BEGIN Extracted information

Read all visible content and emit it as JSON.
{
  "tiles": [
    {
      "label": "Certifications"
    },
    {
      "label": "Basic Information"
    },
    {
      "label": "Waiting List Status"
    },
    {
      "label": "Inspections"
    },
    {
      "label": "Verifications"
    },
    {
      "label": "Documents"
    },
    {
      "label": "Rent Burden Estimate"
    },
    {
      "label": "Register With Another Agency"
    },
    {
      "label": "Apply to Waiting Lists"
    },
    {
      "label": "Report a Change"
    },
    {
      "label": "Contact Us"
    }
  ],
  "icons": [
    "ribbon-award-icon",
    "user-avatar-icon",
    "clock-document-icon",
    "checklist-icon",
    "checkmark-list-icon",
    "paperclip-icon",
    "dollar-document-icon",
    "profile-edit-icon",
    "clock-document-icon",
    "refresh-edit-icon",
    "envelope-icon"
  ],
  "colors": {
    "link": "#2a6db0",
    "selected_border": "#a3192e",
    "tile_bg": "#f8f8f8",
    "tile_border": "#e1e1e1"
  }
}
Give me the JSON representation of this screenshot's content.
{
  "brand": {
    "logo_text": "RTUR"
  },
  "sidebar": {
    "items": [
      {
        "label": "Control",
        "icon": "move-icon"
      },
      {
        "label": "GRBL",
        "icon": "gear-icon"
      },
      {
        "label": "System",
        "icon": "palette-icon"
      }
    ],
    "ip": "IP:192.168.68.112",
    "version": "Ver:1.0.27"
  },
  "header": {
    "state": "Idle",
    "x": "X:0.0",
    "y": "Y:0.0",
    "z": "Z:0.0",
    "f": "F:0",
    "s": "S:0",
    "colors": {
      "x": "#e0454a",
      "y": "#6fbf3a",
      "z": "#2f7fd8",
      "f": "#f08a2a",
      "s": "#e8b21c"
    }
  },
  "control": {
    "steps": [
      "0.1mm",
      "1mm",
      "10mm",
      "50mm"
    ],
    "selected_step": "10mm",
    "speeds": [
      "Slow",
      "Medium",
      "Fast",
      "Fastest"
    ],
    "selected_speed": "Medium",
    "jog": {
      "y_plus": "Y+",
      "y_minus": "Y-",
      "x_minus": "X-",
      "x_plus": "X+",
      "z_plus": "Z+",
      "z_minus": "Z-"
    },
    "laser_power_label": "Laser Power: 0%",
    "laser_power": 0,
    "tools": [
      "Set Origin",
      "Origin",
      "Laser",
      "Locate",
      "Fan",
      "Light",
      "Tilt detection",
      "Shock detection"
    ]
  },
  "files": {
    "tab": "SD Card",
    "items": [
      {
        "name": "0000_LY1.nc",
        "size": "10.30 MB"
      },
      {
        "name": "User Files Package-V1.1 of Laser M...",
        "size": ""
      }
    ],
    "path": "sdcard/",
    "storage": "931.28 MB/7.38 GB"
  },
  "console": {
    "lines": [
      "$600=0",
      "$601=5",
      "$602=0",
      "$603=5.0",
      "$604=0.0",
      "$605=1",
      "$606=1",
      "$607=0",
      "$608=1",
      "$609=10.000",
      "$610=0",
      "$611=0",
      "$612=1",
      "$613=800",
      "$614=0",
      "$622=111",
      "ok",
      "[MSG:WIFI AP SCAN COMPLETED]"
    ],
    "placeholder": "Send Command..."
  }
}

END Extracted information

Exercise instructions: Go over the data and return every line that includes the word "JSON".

Answer area:
Read all visible content and emit it as JSON.
Give me the JSON representation of this screenshot's content.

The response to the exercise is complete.